Towards the end of our voyage, all the boats in our little flotilla tied up beside a roaring double-waterfall so the guides could talk us through the gameplan for this not-inconsiderable final obstacle (paddle really hard, then hang on); and it was at this point that I started to wonder if we’d all still be looking quite so casual if we’d arrived here on our own. Without an experienced river-runner to steer us to safety, would we still have the cojones to tackle what lay ahead? Or would we choose instead to portage the raft through the forest and launch it on the loch on the other side? I had a surreptitious glance around our group and calculated that, after a short, face-saving debate, in such a situation we would almost certainly go for the raft-lugging option.

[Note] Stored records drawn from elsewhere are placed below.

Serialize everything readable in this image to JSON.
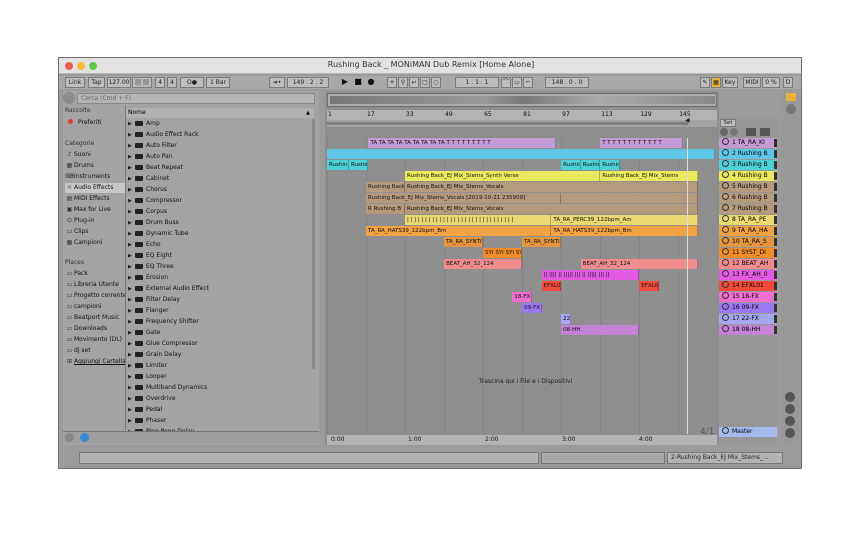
{
  "window": {
    "title": "Rushing Back _ MONiMAN Dub Remix  [Home Alone]"
  },
  "control_bar": {
    "link": "Link",
    "tap": "Tap",
    "tempo": "127.00",
    "tempo_icon": "||| |||",
    "sig_num": "4",
    "sig_den": "4",
    "metro": "O●",
    "quant": "1 Bar",
    "follow": "➜•",
    "position": "149 .  2 .  2",
    "loop_start": "1 .  1 .  1",
    "loop_len": "148 .  0 .  0",
    "key": "Key",
    "midi": "MIDI",
    "cpu": "0 %",
    "disk": "D"
  },
  "browser": {
    "search_placeholder": "Cerca (Cmd + F)",
    "col_header": "Nome",
    "sections": {
      "raccolte": "Raccolte",
      "categorie": "Categorie",
      "places": "Places"
    },
    "collections": [
      "Preferiti"
    ],
    "categories": [
      "Suoni",
      "Drums",
      "Instruments",
      "Audio Effects",
      "MIDI Effects",
      "Max for Live",
      "Plug-in",
      "Clips",
      "Campioni"
    ],
    "places": [
      "Pack",
      "Libreria Utente",
      "Progetto corrente",
      "campioni",
      "Beatport Music",
      "Downloads",
      "Movimento (DL)",
      "dj set",
      "Aggiungi Cartella..."
    ],
    "items": [
      "Amp",
      "Audio Effect Rack",
      "Auto Filter",
      "Auto Pan",
      "Beat Repeat",
      "Cabinet",
      "Chorus",
      "Compressor",
      "Corpus",
      "Drum Buss",
      "Dynamic Tube",
      "Echo",
      "EQ Eight",
      "EQ Three",
      "Erosion",
      "External Audio Effect",
      "Filter Delay",
      "Flanger",
      "Frequency Shifter",
      "Gate",
      "Glue Compressor",
      "Grain Delay",
      "Limiter",
      "Looper",
      "Multiband Dynamics",
      "Overdrive",
      "Pedal",
      "Phaser",
      "Ping Pong Delay"
    ]
  },
  "ruler": [
    "1",
    "17",
    "33",
    "49",
    "65",
    "81",
    "97",
    "113",
    "129",
    "145"
  ],
  "time_ruler": [
    "0:00",
    "1:00",
    "2:00",
    "3:00",
    "4:00"
  ],
  "set_label": "Set",
  "drop_hint": "Trascina qui i File e i Dispositivi",
  "bar_counter": "4/1",
  "tracks": [
    {
      "name": "1 TA_RA_KI",
      "color": "#c39bd6"
    },
    {
      "name": "2 Rushing B",
      "color": "#5fc7e6"
    },
    {
      "name": "3 Rushing B",
      "color": "#4fd0d6"
    },
    {
      "name": "4 Rushing B",
      "color": "#eaea5e"
    },
    {
      "name": "5 Rushing B",
      "color": "#b59a7c"
    },
    {
      "name": "6 Rushing B",
      "color": "#b59a7c"
    },
    {
      "name": "7 Rushing B",
      "color": "#b59a7c"
    },
    {
      "name": "8 TA_RA_PE",
      "color": "#ecd871"
    },
    {
      "name": "9 TA_RA_HA",
      "color": "#f0a245"
    },
    {
      "name": "10 TA_RA_S",
      "color": "#e39640"
    },
    {
      "name": "11 SYST_DI",
      "color": "#f08c2a"
    },
    {
      "name": "12 BEAT_AH",
      "color": "#f08c90"
    },
    {
      "name": "13 FX_AH_0",
      "color": "#e35ae3"
    },
    {
      "name": "14 EFXL01",
      "color": "#f24a3d"
    },
    {
      "name": "15 18-FX",
      "color": "#ee6fd0"
    },
    {
      "name": "16 09-FX",
      "color": "#9c78f2"
    },
    {
      "name": "17 22-FX",
      "color": "#a5a7ef"
    },
    {
      "name": "18 08-HH",
      "color": "#c583d6"
    }
  ],
  "master": {
    "name": "Master",
    "color": "#a5b8f0"
  },
  "clips": [
    {
      "row": 0,
      "start": 18,
      "end": 95,
      "label": "TA TA TA TA TA TA TA TA TA T T T T T T T T T",
      "color": "#c39bd6"
    },
    {
      "row": 0,
      "start": 113,
      "end": 147,
      "label": "T T T T T T T T T T T T",
      "color": "#c39bd6"
    },
    {
      "row": 1,
      "start": 1,
      "end": 160,
      "label": "",
      "color": "#5fc7e6"
    },
    {
      "row": 2,
      "start": 1,
      "end": 10,
      "label": "Rushin",
      "color": "#4fd0d6"
    },
    {
      "row": 2,
      "start": 10,
      "end": 18,
      "label": "Rushin",
      "color": "#4fd0d6"
    },
    {
      "row": 2,
      "start": 97,
      "end": 105,
      "label": "Rushin",
      "color": "#4fd0d6"
    },
    {
      "row": 2,
      "start": 105,
      "end": 113,
      "label": "Rushin",
      "color": "#4fd0d6"
    },
    {
      "row": 2,
      "start": 113,
      "end": 121,
      "label": "Rushin",
      "color": "#4fd0d6"
    },
    {
      "row": 3,
      "start": 33,
      "end": 113,
      "label": "Rushing Back_EJ Mix_Stems_Synth Verse",
      "color": "#eaea5e"
    },
    {
      "row": 3,
      "start": 113,
      "end": 153,
      "label": "Rushing Back_EJ Mix_Stems",
      "color": "#eaea5e"
    },
    {
      "row": 4,
      "start": 17,
      "end": 33,
      "label": "Rushing Back",
      "color": "#b59a7c"
    },
    {
      "row": 4,
      "start": 33,
      "end": 153,
      "label": "Rushing Back_EJ Mix_Stems_Vocals",
      "color": "#b59a7c"
    },
    {
      "row": 5,
      "start": 17,
      "end": 97,
      "label": "Rushing Back_EJ Mix_Stems_Vocals [2019-10-21 235909]",
      "color": "#b59a7c"
    },
    {
      "row": 5,
      "start": 97,
      "end": 153,
      "label": "",
      "color": "#b59a7c"
    },
    {
      "row": 6,
      "start": 17,
      "end": 33,
      "label": "R Rushing B",
      "color": "#b59a7c"
    },
    {
      "row": 6,
      "start": 33,
      "end": 153,
      "label": "Rushing Back_EJ Mix_Stems_Vocals",
      "color": "#b59a7c"
    },
    {
      "row": 7,
      "start": 33,
      "end": 93,
      "label": "| | | | | | | | | | | | | | | | | | | | | | | | | | | | | |",
      "color": "#ecd871"
    },
    {
      "row": 7,
      "start": 93,
      "end": 153,
      "label": "TA_RA_PERC39_122bpm_Am",
      "color": "#ecd871"
    },
    {
      "row": 8,
      "start": 17,
      "end": 93,
      "label": "TA_RA_HATS39_122bpm_Bm",
      "color": "#f0a245"
    },
    {
      "row": 8,
      "start": 93,
      "end": 153,
      "label": "TA_RA_HATS39_122bpm_Bm",
      "color": "#f0a245"
    },
    {
      "row": 9,
      "start": 49,
      "end": 65,
      "label": "TA_RA_SYNTI",
      "color": "#e39640"
    },
    {
      "row": 9,
      "start": 81,
      "end": 97,
      "label": "TA_RA_SYNTI",
      "color": "#e39640"
    },
    {
      "row": 10,
      "start": 65,
      "end": 81,
      "label": "SYI SYI SYI SYI",
      "color": "#f08c2a"
    },
    {
      "row": 11,
      "start": 49,
      "end": 81,
      "label": "BEAT_AH_32_124",
      "color": "#f08c90"
    },
    {
      "row": 11,
      "start": 105,
      "end": 153,
      "label": "BEAT_AH_32_124",
      "color": "#f08c90"
    },
    {
      "row": 12,
      "start": 89,
      "end": 129,
      "label": "|| |||| || ||||| ||| || ||||| ||| ||",
      "color": "#e35ae3"
    },
    {
      "row": 13,
      "start": 89,
      "end": 97,
      "label": "EFXL0",
      "color": "#f24a3d"
    },
    {
      "row": 13,
      "start": 129,
      "end": 137,
      "label": "EFXL0",
      "color": "#f24a3d"
    },
    {
      "row": 14,
      "start": 77,
      "end": 85,
      "label": "18-FX",
      "color": "#ee6fd0"
    },
    {
      "row": 15,
      "start": 81,
      "end": 89,
      "label": "09-FX",
      "color": "#9c78f2"
    },
    {
      "row": 16,
      "start": 97,
      "end": 101,
      "label": "22-",
      "color": "#a5a7ef"
    },
    {
      "row": 17,
      "start": 97,
      "end": 129,
      "label": "08-HH",
      "color": "#c583d6"
    }
  ],
  "status": {
    "right": "2-Rushing Back_EJ Mix_Stems_..."
  }
}
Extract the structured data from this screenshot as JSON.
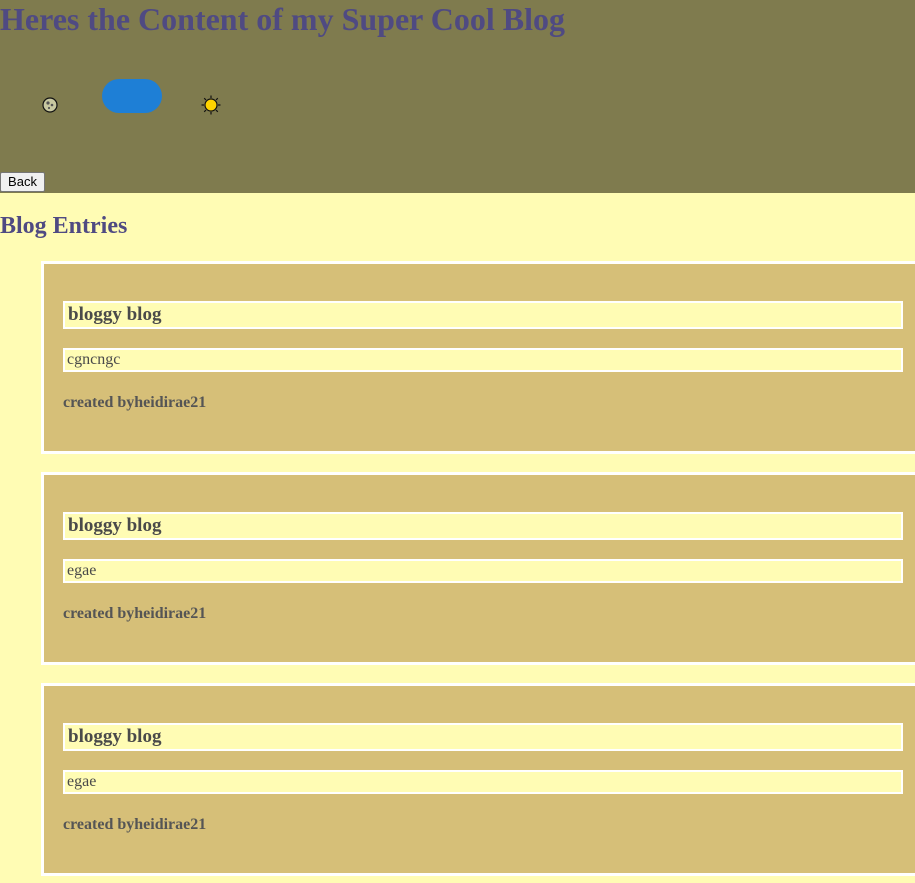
{
  "header": {
    "title": "Heres the Content of my Super Cool Blog",
    "theme_toggle": {
      "left_icon": "moon-icon",
      "right_icon": "sun-icon",
      "accent_color": "#1e7fd6"
    },
    "back_label": "Back"
  },
  "main": {
    "section_title": "Blog Entries",
    "entries": [
      {
        "title": "bloggy blog",
        "body": "cgncngc",
        "author": "created byheidirae21"
      },
      {
        "title": "bloggy blog",
        "body": "egae",
        "author": "created byheidirae21"
      },
      {
        "title": "bloggy blog",
        "body": "egae",
        "author": "created byheidirae21"
      }
    ]
  },
  "colors": {
    "header_bg": "#7f7b4e",
    "page_bg": "#fffcb4",
    "card_bg": "#d6bf78",
    "heading_text": "#4f4a82"
  }
}
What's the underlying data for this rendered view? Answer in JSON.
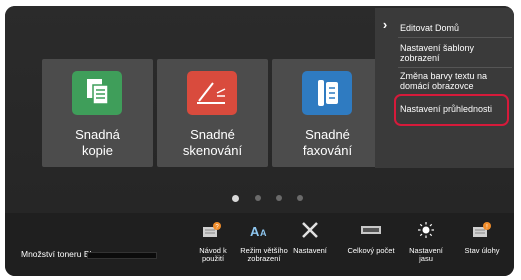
{
  "tiles": [
    {
      "label": "Snadná\nkopie",
      "icon": "copy-icon"
    },
    {
      "label": "Snadné\nskenování",
      "icon": "scan-icon"
    },
    {
      "label": "Snadné\nfaxování",
      "icon": "fax-icon"
    }
  ],
  "page_indicator": {
    "count": 4,
    "active": 1
  },
  "menu": {
    "items": [
      {
        "label": "Editovat Domů"
      },
      {
        "label": "Nastavení šablony zobrazení"
      },
      {
        "label": "Změna barvy textu na domácí obrazovce"
      },
      {
        "label": "Nastavení průhlednosti"
      }
    ],
    "highlighted": "Nastavení průhlednosti"
  },
  "toner": {
    "label": "Množství toneru Bk"
  },
  "bottom_icons": [
    {
      "label": "Návod k\npoužití",
      "icon": "guide-icon"
    },
    {
      "label": "Režim většího\nzobrazení",
      "icon": "text-size-icon"
    },
    {
      "label": "Nastavení",
      "icon": "settings-tools-icon"
    },
    {
      "label": "Celkový počet",
      "icon": "counter-icon"
    },
    {
      "label": "Nastavení\njasu",
      "icon": "brightness-icon"
    },
    {
      "label": "Stav úlohy",
      "icon": "job-status-icon"
    }
  ],
  "colors": {
    "highlight": "#d61a3a",
    "copy": "#3f9e5a",
    "scan": "#d94b3d",
    "fax": "#2f7bc1",
    "badge": "#f08c2a"
  }
}
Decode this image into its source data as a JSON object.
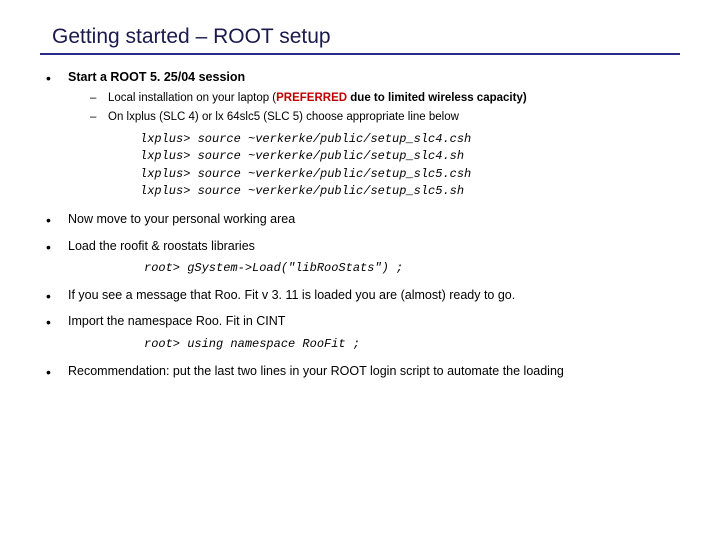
{
  "title": "Getting started – ROOT setup",
  "b1": {
    "text": "Start a ROOT 5. 25/04 session",
    "s1a": "Local installation on your laptop (",
    "s1pref": "PREFERRED",
    "s1b": " due to limited wireless capacity)",
    "s2": "On lxplus (SLC 4) or lx 64slc5 (SLC 5) choose appropriate line below",
    "code": "lxplus> source ~verkerke/public/setup_slc4.csh\nlxplus> source ~verkerke/public/setup_slc4.sh\nlxplus> source ~verkerke/public/setup_slc5.csh\nlxplus> source ~verkerke/public/setup_slc5.sh"
  },
  "b2": "Now move to your personal working area",
  "b3": {
    "text": "Load the roofit & roostats libraries",
    "code": "root> gSystem->Load(\"libRooStats\") ;"
  },
  "b4": "If you see a message that Roo. Fit v 3. 11 is loaded you are (almost) ready to go.",
  "b5": {
    "text": "Import the namespace Roo. Fit in CINT",
    "code": "root> using namespace RooFit ;"
  },
  "b6": "Recommendation: put the last two lines in your ROOT login script to automate the loading"
}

And then I remembered what I’d written about the St Andrews study. My argument had been that young men today must be less risk-averse than young men in the 1970s because extreme sports are now so much more popular, but it hadn’t occurred to me that doing these sports now is a lot less risky than it was back then (and is perceived to be less risky, too) because so many people nowadays employ qualified guides or instructors from day one. If you go whitewater rafting with a guide, you’re not really taking responsibility for your own safety – you’re paying for somebody else to take on that responsibility instead. So yes, loads more people are getting involved in extreme sports, but how many progress to the point where they’re operating independently? And how many simply sample these activities in a safe, controlled environment? Sam Christopherson of C2C surf school in Dunbar told me recently that of all the people he teaches to surf, perhaps one in ten ends up buying a board and wetsuit and starts surfing on their own. If they’d been asked to complete the questionnaire used by the St Andrews researchers, all Sam’s students would have answered yes to the “I would like to try surfboard riding” question, marking them out as risk-takers. Yet only 10 per cent would ever take things a step further and paddle out to sea without a qualified lifesaver on hand to rescue them if something went wrong.

So I guess my extreme sports argument is a dud. I still don’t think today’s 20-something men are more risk averse than their fathers were at their age, though. I just need to come up with a better way of proving it.

 

Comments

 
 

Back to the top of the page